----- Data for review
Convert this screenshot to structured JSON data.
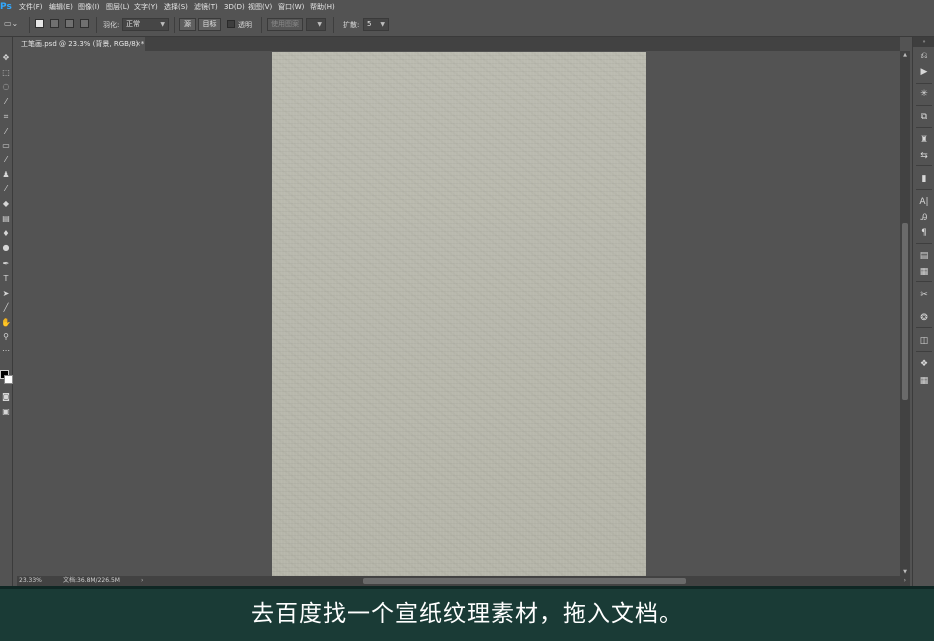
{
  "app": {
    "logo": "Ps"
  },
  "menu": [
    "文件(F)",
    "编辑(E)",
    "图像(I)",
    "图层(L)",
    "文字(Y)",
    "选择(S)",
    "滤镜(T)",
    "3D(D)",
    "视图(V)",
    "窗口(W)",
    "帮助(H)"
  ],
  "options_bar": {
    "feather_label": "羽化:",
    "mode_value": "正常",
    "source_button": "源",
    "target_button": "目标",
    "transparent_label": "透明",
    "use_pattern_button": "使用图案",
    "diffusion_label": "扩散:",
    "diffusion_value": "5"
  },
  "document_tab": {
    "title": "工笔画.psd @ 23.3% (背景, RGB/8) *",
    "close": "×"
  },
  "status_bar": {
    "zoom": "23.33%",
    "doc_info": "文档:36.8M/226.5M"
  },
  "subtitle": "去百度找一个宣纸纹理素材，拖入文档。",
  "colors": {
    "ui_background": "#535353",
    "paper": "#b8b8ad",
    "subtitle_bg": "#1a3b36",
    "ps_accent": "#31a8ff"
  },
  "icons": {
    "toolbox": [
      "move-icon",
      "marquee-icon",
      "lasso-icon",
      "quick-select-icon",
      "crop-icon",
      "eyedropper-icon",
      "patch-icon",
      "brush-icon",
      "stamp-icon",
      "history-brush-icon",
      "eraser-icon",
      "gradient-icon",
      "blur-icon",
      "dodge-icon",
      "pen-icon",
      "type-icon",
      "path-select-icon",
      "line-icon",
      "hand-icon",
      "zoom-icon",
      "more-tools-icon",
      "color-swatch-icon",
      "quick-mask-icon",
      "screen-mode-icon"
    ],
    "dock": [
      "history-icon",
      "actions-icon",
      "color-icon",
      "swatches-icon",
      "brushes-icon",
      "adjustments-icon",
      "layers-icon",
      "character-icon",
      "character-style-icon",
      "paragraph-icon",
      "notes-icon",
      "properties-icon",
      "tools-presets-icon",
      "clone-source-icon",
      "channels-icon",
      "3d-icon",
      "table-icon"
    ]
  }
}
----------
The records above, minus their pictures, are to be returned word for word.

Solution to this task
Convert this screenshot to structured JSON data.
{
  "app": {
    "logo": "Ps"
  },
  "menu": [
    "文件(F)",
    "编辑(E)",
    "图像(I)",
    "图层(L)",
    "文字(Y)",
    "选择(S)",
    "滤镜(T)",
    "3D(D)",
    "视图(V)",
    "窗口(W)",
    "帮助(H)"
  ],
  "options_bar": {
    "feather_label": "羽化:",
    "mode_value": "正常",
    "source_button": "源",
    "target_button": "目标",
    "transparent_label": "透明",
    "use_pattern_button": "使用图案",
    "diffusion_label": "扩散:",
    "diffusion_value": "5"
  },
  "document_tab": {
    "title": "工笔画.psd @ 23.3% (背景, RGB/8) *",
    "close": "×"
  },
  "status_bar": {
    "zoom": "23.33%",
    "doc_info": "文档:36.8M/226.5M"
  },
  "subtitle": "去百度找一个宣纸纹理素材，拖入文档。",
  "colors": {
    "ui_background": "#535353",
    "paper": "#b8b8ad",
    "subtitle_bg": "#1a3b36",
    "ps_accent": "#31a8ff"
  },
  "icons": {
    "toolbox": [
      "move-icon",
      "marquee-icon",
      "lasso-icon",
      "quick-select-icon",
      "crop-icon",
      "eyedropper-icon",
      "patch-icon",
      "brush-icon",
      "stamp-icon",
      "history-brush-icon",
      "eraser-icon",
      "gradient-icon",
      "blur-icon",
      "dodge-icon",
      "pen-icon",
      "type-icon",
      "path-select-icon",
      "line-icon",
      "hand-icon",
      "zoom-icon",
      "more-tools-icon",
      "color-swatch-icon",
      "quick-mask-icon",
      "screen-mode-icon"
    ],
    "dock": [
      "history-icon",
      "actions-icon",
      "color-icon",
      "swatches-icon",
      "brushes-icon",
      "adjustments-icon",
      "layers-icon",
      "character-icon",
      "character-style-icon",
      "paragraph-icon",
      "notes-icon",
      "properties-icon",
      "tools-presets-icon",
      "clone-source-icon",
      "channels-icon",
      "3d-icon",
      "table-icon"
    ]
  }
}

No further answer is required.